Drug Paraphernalia Laws

In addition to possessing the drugs themselves, the possession of devices and accessories for manufacturing or using them is punishable by law when an individual uses them or intends to use them in association with illegal drugs. Examples of drug paraphernalia include miniature spoons, bongs, and pipes. Tools needed to cultivate or harvest a drug are also classified as drug paraphernalia.

How Can You Avoid Jail Time?

Participating in a Drug Court Program

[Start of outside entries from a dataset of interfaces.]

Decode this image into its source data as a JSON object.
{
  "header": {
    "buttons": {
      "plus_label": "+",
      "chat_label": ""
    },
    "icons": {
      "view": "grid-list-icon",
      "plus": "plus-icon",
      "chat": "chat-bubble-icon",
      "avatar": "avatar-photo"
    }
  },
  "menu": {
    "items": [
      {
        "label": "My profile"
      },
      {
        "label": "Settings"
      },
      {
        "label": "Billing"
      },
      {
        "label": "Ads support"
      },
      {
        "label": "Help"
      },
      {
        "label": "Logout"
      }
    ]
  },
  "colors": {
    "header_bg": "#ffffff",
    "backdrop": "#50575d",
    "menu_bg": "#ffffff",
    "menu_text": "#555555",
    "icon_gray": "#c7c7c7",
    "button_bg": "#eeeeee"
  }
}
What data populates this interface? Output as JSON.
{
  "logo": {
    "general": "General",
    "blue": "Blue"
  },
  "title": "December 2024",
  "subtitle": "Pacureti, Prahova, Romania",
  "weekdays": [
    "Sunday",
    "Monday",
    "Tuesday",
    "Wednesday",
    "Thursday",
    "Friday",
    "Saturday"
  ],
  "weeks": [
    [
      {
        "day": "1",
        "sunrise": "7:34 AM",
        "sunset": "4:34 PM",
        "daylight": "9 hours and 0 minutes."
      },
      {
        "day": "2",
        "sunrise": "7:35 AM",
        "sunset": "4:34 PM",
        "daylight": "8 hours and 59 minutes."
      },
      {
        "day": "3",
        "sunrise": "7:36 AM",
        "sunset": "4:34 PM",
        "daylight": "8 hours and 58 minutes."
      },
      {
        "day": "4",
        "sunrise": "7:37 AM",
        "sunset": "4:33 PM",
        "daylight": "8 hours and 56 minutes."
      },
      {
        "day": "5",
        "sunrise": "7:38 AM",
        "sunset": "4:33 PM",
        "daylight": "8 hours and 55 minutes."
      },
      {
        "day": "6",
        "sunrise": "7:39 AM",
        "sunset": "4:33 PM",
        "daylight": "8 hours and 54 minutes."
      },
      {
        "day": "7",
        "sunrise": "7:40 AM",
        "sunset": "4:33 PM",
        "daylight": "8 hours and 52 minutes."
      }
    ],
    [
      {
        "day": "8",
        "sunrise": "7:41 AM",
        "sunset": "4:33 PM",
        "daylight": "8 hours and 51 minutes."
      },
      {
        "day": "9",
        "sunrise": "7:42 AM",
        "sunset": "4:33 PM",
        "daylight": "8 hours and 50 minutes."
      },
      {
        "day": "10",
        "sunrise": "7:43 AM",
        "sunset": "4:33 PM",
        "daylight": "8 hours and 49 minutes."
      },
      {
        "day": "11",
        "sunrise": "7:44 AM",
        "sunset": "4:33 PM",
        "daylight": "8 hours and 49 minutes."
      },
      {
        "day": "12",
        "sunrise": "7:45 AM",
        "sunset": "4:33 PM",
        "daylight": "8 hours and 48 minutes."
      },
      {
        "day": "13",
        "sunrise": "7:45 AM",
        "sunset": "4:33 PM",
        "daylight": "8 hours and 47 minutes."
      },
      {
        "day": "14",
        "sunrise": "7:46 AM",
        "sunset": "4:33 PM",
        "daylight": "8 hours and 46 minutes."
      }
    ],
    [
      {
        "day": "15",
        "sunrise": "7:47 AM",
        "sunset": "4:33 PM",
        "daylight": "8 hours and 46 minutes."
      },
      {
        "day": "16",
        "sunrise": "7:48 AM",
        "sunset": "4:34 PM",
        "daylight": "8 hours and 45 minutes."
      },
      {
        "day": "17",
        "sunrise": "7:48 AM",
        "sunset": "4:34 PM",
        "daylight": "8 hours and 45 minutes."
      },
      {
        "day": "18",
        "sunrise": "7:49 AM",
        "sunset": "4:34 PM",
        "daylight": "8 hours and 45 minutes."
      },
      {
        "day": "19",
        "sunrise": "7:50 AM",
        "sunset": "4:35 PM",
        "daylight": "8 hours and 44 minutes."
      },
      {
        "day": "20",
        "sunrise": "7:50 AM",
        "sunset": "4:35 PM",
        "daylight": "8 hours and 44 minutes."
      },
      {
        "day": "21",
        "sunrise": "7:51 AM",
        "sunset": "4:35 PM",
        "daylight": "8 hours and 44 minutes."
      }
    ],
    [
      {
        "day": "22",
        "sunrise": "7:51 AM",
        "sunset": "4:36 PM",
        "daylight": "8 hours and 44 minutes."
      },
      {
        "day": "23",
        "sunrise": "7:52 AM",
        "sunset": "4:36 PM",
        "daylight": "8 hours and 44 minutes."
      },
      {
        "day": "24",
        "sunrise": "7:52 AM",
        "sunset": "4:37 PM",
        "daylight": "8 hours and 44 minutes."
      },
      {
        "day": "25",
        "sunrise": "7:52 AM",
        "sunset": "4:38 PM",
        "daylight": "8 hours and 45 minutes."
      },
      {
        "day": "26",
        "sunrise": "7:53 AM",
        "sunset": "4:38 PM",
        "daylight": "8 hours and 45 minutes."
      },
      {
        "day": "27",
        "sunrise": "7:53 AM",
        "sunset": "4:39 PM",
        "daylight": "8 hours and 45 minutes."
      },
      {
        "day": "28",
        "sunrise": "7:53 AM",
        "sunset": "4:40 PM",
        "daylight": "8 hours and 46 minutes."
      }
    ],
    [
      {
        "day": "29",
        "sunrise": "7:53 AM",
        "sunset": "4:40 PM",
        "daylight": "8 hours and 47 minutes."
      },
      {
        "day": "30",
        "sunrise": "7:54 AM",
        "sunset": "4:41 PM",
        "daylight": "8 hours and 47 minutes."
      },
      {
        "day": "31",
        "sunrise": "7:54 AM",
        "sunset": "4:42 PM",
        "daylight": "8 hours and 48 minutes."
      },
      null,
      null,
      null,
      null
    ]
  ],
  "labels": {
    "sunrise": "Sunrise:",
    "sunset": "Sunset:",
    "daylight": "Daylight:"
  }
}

After you have been charged with a drug crime, the government may offer you participation in a drug court program in exchange for a guilty plea. While these programs can keep you out of jail, the conviction will still end up on your criminal record. Having a drug conviction against you can pose challenges the next time you need to get a new job or find housing. In addition, the programs can be costly and intrusive on your life.

Participation in a drug court program usually requires:

  • A guilty plea
  • Participation fees
  • Regular drug testing
  • Community service

Fighting the Charges

The criminal justice system in Missouri is set up to pressure individuals who have been charged with drug crimes into pleading guilty. However, a guilty plea may not be the best option for you, especially when there are valid defense strategies available for your case. A drug crime lawyer in Kansas City will be able to review your case and give you a full understanding of your options and the likelihood of acquittal.

What Defense Strategies Can Help You Avoid Jail Time?

Individuals who choose to fight a drug conviction often stand a better chance of overcoming the charges than the government would have you believe. Just because there is evidence against you does not mean that the government’s case will hold up in court. Here are some examples of defense strategies that have been successful in previous drug cases:

Violations in the Manner and Circumstances of the Arrest

By law, the police must follow strict protocols when they conduct searches and arrests. Any violations of those protocols can result in your case being thrown out. Common examples of police misconduct include:

  • Pulling over cars without due cause
  • Conducting searches without a warrant
  • Failing to read a suspect his or her Miranda rights
  • Holding a suspect beyond the acceptable length of time
  • Entrapment

Additionally, officers are required to handle any substances they confiscate according to specific rules. Any potential mislabeling or contamination of the substance can invalidate it as evidence.

Problems With the Drug Test You Were Given

A positive drug test can seem like strong evidence against you, however, drug tests are often faulty. If you can show that there may have been a problem with the manufacturing of the test or the way in which it was administered or interpreted, you might be able to overcome the charges. Additionally, if you were given the test outside an acceptable window of time from the moment of your arrest, the prosecution cannot use the results against you.

Untruthfulness of the Allegations

Defendants can sometimes prove that the charges against them were false. Taking this approach, you may be able to show that the drugs found in your possession were not yours. In the case of drugs with accepted medical uses, producing a valid prescription to use them could exonerate you.

Learn More From a Drug Crime Lawyer in Kansas City

According to the most basic principles of justice, you have a right to stand up to drug charges. Being acquitted or having your case dismissed are the only ways to avoid both jail time and the consequences of having the conviction appear on your record. To find an attorney who can construct a powerful defense, contact Henderson Legal Defense, LLC.